WASHINGTON ( TheStreet) -- The Federal Deposit Insurance Corp.'s "problem list" of troubled banks and thrifts swelled to 702 at the end of 2009, almost triple that of a year earlier, while the pace of bank failures accelerated. Loan losses mounted, and lending languished.

The FDIC said the banking industry broke even during the fourth quarter, with $914 million in net income compared with a loss of $37.8 billion a year earlier. Most of the improvement was concentrated among the largest banks. Of the four peer groups covered in the FDIC's report released Tuesday, only banks and thrifts with assets exceeding $10 billion had a positive return on assets for the quarter.

Earnings were helped by a turnaround in trading revenue, which totaled $2.8 billion for the fourth quarter versus a loss of $9.2 billion. Servicing income also rebounded, to $8 billion, from a loss of $390 million.

Still, an improvement in net interest margins was halted during the fourth quarter. The industry's margin (the difference between the average rate earned on loans and investments, and the average cost of funds) was 3.49%, up from 3.33% a year earlier but down from 3.51% in the third quarter.

Industry net income for all of 2009 was "well below historical norms" at $12.5 billion, a fraction of the $100 billion in 2007. In 2008, net income was $4.5 billion.

Asset quality continued to deteriorate, although the growth in nonperforming loans slowed. Nonperforming assets, including repossessed real estate and loans past due 90 days or more or in nonaccrual status, comprised 3.32% of total assets, up from 3.07% in September and 1.88% at the end of 2008.

Net charge-offs (actual loan losses) totaled $53 billion during the fourth quarter, for an annualized net charge-off rate of 2.89%, up from 2.72% in the third quarter and 1.95% a year earlier. The industry continued to stay ahead of the pace of charge-offs, with loan-loss reserves covering 3.12% as of Dec. 31. The FDIC said that was the highest level of loan-loss reserve coverage since the agency was formed in 1933.

Lending continued to languish, with overall industry loan balances declining for the sixth consecutive quarter. Outstanding loan balances declined 5% during 2009, which the FDIC said was the largest year-over-year decline since the inception of the agency.

Undercapitalized banks swell

Along with the FDIC's growing "problem list," the number of undercapitalized banks continued to increase, and 45 failed during the fourth quarter. According to revised Dec. 31 data provided by SNL Financial, there were 163 undercapitalized banks, up from 116 in September.

Most banks, and savings and loans need to maintain tier 1 leverage, tier 1 risk-based and total risk-based capital ratios of at least 5%, 6% and 10% to be considered well-capitalized under regulatory guidelines. Some trust banks carry lower capital requirements. The ratios need to be at least 4%, 4% and 8% for most to be considered adequately capitalized.

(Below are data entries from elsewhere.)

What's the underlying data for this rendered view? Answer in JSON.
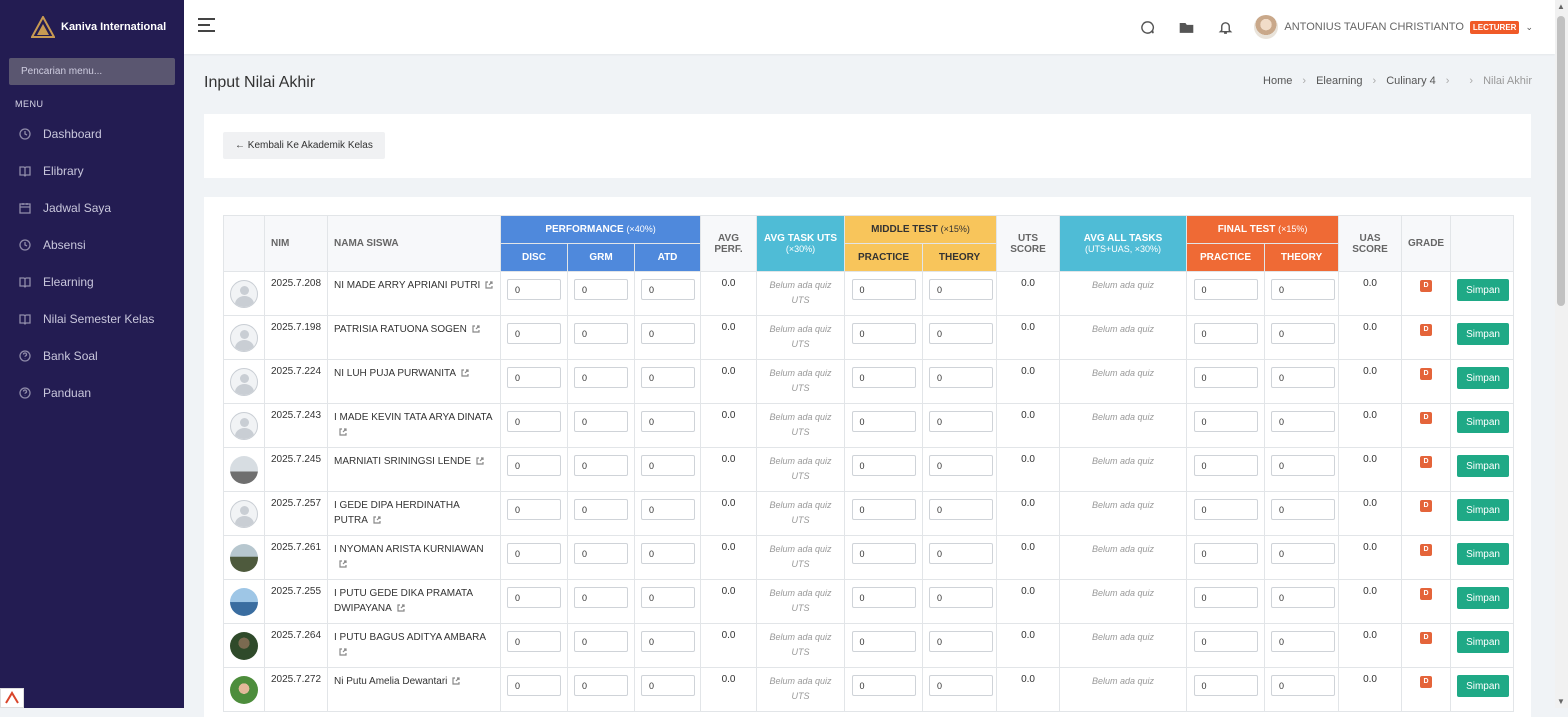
{
  "brand": {
    "name": "Kaniva International"
  },
  "sidebar": {
    "search_placeholder": "Pencarian menu...",
    "menu_label": "MENU",
    "items": [
      {
        "label": "Dashboard",
        "icon": "clock-icon"
      },
      {
        "label": "Elibrary",
        "icon": "book-icon"
      },
      {
        "label": "Jadwal Saya",
        "icon": "calendar-icon"
      },
      {
        "label": "Absensi",
        "icon": "clock-icon"
      },
      {
        "label": "Elearning",
        "icon": "book-icon"
      },
      {
        "label": "Nilai Semester Kelas",
        "icon": "book-icon"
      },
      {
        "label": "Bank Soal",
        "icon": "help-circle-icon"
      },
      {
        "label": "Panduan",
        "icon": "help-circle-icon"
      }
    ]
  },
  "topbar": {
    "user_name": "ANTONIUS TAUFAN CHRISTIANTO",
    "role_badge": "LECTURER"
  },
  "page": {
    "title": "Input Nilai Akhir",
    "breadcrumb": [
      "Home",
      "Elearning",
      "Culinary 4",
      "",
      "Nilai Akhir"
    ],
    "back_button": "← Kembali Ke Akademik Kelas"
  },
  "table": {
    "headers": {
      "nim": "NIM",
      "nama": "NAMA SISWA",
      "performance": "PERFORMANCE",
      "performance_weight": "(×40%)",
      "disc": "DISC",
      "grm": "GRM",
      "atd": "ATD",
      "avg_perf_1": "AVG",
      "avg_perf_2": "PERF.",
      "avg_task_uts": "AVG TASK UTS",
      "avg_task_uts_weight": "(×30%)",
      "middle_test": "MIDDLE TEST",
      "middle_test_weight": "(×15%)",
      "practice": "PRACTICE",
      "theory": "THEORY",
      "uts_score_1": "UTS",
      "uts_score_2": "SCORE",
      "avg_all_tasks": "AVG ALL TASKS",
      "avg_all_tasks_weight": "(UTS+UAS, ×30%)",
      "final_test": "FINAL TEST",
      "final_test_weight": "(×15%)",
      "uas_score_1": "UAS",
      "uas_score_2": "SCORE",
      "grade": "GRADE"
    },
    "rows": [
      {
        "nim": "2025.7.208",
        "nama": "NI MADE ARRY APRIANI PUTRI",
        "photo": "blank",
        "disc": "0",
        "grm": "0",
        "atd": "0",
        "avg_perf": "0.0",
        "avg_task_uts": "Belum ada quiz UTS",
        "mt_practice": "0",
        "mt_theory": "0",
        "uts_score": "0.0",
        "avg_all": "Belum ada quiz",
        "ft_practice": "0",
        "ft_theory": "0",
        "uas_score": "0.0",
        "grade": "D",
        "action": "Simpan"
      },
      {
        "nim": "2025.7.198",
        "nama": "PATRISIA RATUONA SOGEN",
        "photo": "blank",
        "disc": "0",
        "grm": "0",
        "atd": "0",
        "avg_perf": "0.0",
        "avg_task_uts": "Belum ada quiz UTS",
        "mt_practice": "0",
        "mt_theory": "0",
        "uts_score": "0.0",
        "avg_all": "Belum ada quiz",
        "ft_practice": "0",
        "ft_theory": "0",
        "uas_score": "0.0",
        "grade": "D",
        "action": "Simpan"
      },
      {
        "nim": "2025.7.224",
        "nama": "NI LUH PUJA PURWANITA",
        "photo": "blank",
        "disc": "0",
        "grm": "0",
        "atd": "0",
        "avg_perf": "0.0",
        "avg_task_uts": "Belum ada quiz UTS",
        "mt_practice": "0",
        "mt_theory": "0",
        "uts_score": "0.0",
        "avg_all": "Belum ada quiz",
        "ft_practice": "0",
        "ft_theory": "0",
        "uas_score": "0.0",
        "grade": "D",
        "action": "Simpan"
      },
      {
        "nim": "2025.7.243",
        "nama": "I MADE KEVIN TATA ARYA DINATA",
        "photo": "blank",
        "disc": "0",
        "grm": "0",
        "atd": "0",
        "avg_perf": "0.0",
        "avg_task_uts": "Belum ada quiz UTS",
        "mt_practice": "0",
        "mt_theory": "0",
        "uts_score": "0.0",
        "avg_all": "Belum ada quiz",
        "ft_practice": "0",
        "ft_theory": "0",
        "uas_score": "0.0",
        "grade": "D",
        "action": "Simpan"
      },
      {
        "nim": "2025.7.245",
        "nama": "MARNIATI SRININGSI LENDE",
        "photo": "p1",
        "disc": "0",
        "grm": "0",
        "atd": "0",
        "avg_perf": "0.0",
        "avg_task_uts": "Belum ada quiz UTS",
        "mt_practice": "0",
        "mt_theory": "0",
        "uts_score": "0.0",
        "avg_all": "Belum ada quiz",
        "ft_practice": "0",
        "ft_theory": "0",
        "uas_score": "0.0",
        "grade": "D",
        "action": "Simpan"
      },
      {
        "nim": "2025.7.257",
        "nama": "I GEDE DIPA HERDINATHA PUTRA",
        "photo": "blank",
        "disc": "0",
        "grm": "0",
        "atd": "0",
        "avg_perf": "0.0",
        "avg_task_uts": "Belum ada quiz UTS",
        "mt_practice": "0",
        "mt_theory": "0",
        "uts_score": "0.0",
        "avg_all": "Belum ada quiz",
        "ft_practice": "0",
        "ft_theory": "0",
        "uas_score": "0.0",
        "grade": "D",
        "action": "Simpan"
      },
      {
        "nim": "2025.7.261",
        "nama": "I NYOMAN ARISTA KURNIAWAN",
        "photo": "p2",
        "disc": "0",
        "grm": "0",
        "atd": "0",
        "avg_perf": "0.0",
        "avg_task_uts": "Belum ada quiz UTS",
        "mt_practice": "0",
        "mt_theory": "0",
        "uts_score": "0.0",
        "avg_all": "Belum ada quiz",
        "ft_practice": "0",
        "ft_theory": "0",
        "uas_score": "0.0",
        "grade": "D",
        "action": "Simpan"
      },
      {
        "nim": "2025.7.255",
        "nama": "I PUTU GEDE DIKA PRAMATA DWIPAYANA",
        "photo": "p3",
        "disc": "0",
        "grm": "0",
        "atd": "0",
        "avg_perf": "0.0",
        "avg_task_uts": "Belum ada quiz UTS",
        "mt_practice": "0",
        "mt_theory": "0",
        "uts_score": "0.0",
        "avg_all": "Belum ada quiz",
        "ft_practice": "0",
        "ft_theory": "0",
        "uas_score": "0.0",
        "grade": "D",
        "action": "Simpan"
      },
      {
        "nim": "2025.7.264",
        "nama": "I PUTU BAGUS ADITYA AMBARA",
        "photo": "p4",
        "disc": "0",
        "grm": "0",
        "atd": "0",
        "avg_perf": "0.0",
        "avg_task_uts": "Belum ada quiz UTS",
        "mt_practice": "0",
        "mt_theory": "0",
        "uts_score": "0.0",
        "avg_all": "Belum ada quiz",
        "ft_practice": "0",
        "ft_theory": "0",
        "uas_score": "0.0",
        "grade": "D",
        "action": "Simpan"
      },
      {
        "nim": "2025.7.272",
        "nama": "Ni Putu Amelia Dewantari",
        "photo": "p5",
        "disc": "0",
        "grm": "0",
        "atd": "0",
        "avg_perf": "0.0",
        "avg_task_uts": "Belum ada quiz UTS",
        "mt_practice": "0",
        "mt_theory": "0",
        "uts_score": "0.0",
        "avg_all": "Belum ada quiz",
        "ft_practice": "0",
        "ft_theory": "0",
        "uas_score": "0.0",
        "grade": "D",
        "action": "Simpan"
      }
    ]
  },
  "colors": {
    "sidebar_bg": "#231c52",
    "performance": "#4f89dc",
    "avg_task": "#4fbcd6",
    "middle_test": "#f8c55b",
    "final_test": "#ef6a35",
    "save_button": "#1fa986",
    "grade_badge": "#e4643a"
  }
}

Following an earlier look at undercapitalized banks in four states, here's the entire revised list of undercapitalized institutions. The list is based on Dec. 31 financial reports that may be corrected or updated. Banks considered undercapitalized because they're required to maintain even higher capital ratios than those listed above aren't included. The list also doesn't reflect capital raising that's taken place since Dec. 31.

Undercapitalized Banks Table

-- Reported by Philip van Doorn in Jupiter, Fla.

(At the time of publication, the writer held shares of Riverside Banking Co., the privately held holding company for Riverside National Bank of Florida, where he was previously employed.)
Philip W. van Doorn joined TheStreet.com Ratings., Inc., in February 2007. He is the senior analyst responsible for assigning financial strength ratings to banks and savings and loan institutions. He also comments on industry and regulatory trends. Mr. van Doorn has fifteen years experience, having served as a loan operations officer at Riverside National Bank in Fort Pierce, Florida, and as a credit analyst at the Federal Home Loan Bank of New York, where he monitored banks in New York, New Jersey and Puerto Rico. Mr. van Doorn has additional experience in the mutual fund and computer software industries. He holds a Bachelor of Science in business administration from Long Island University.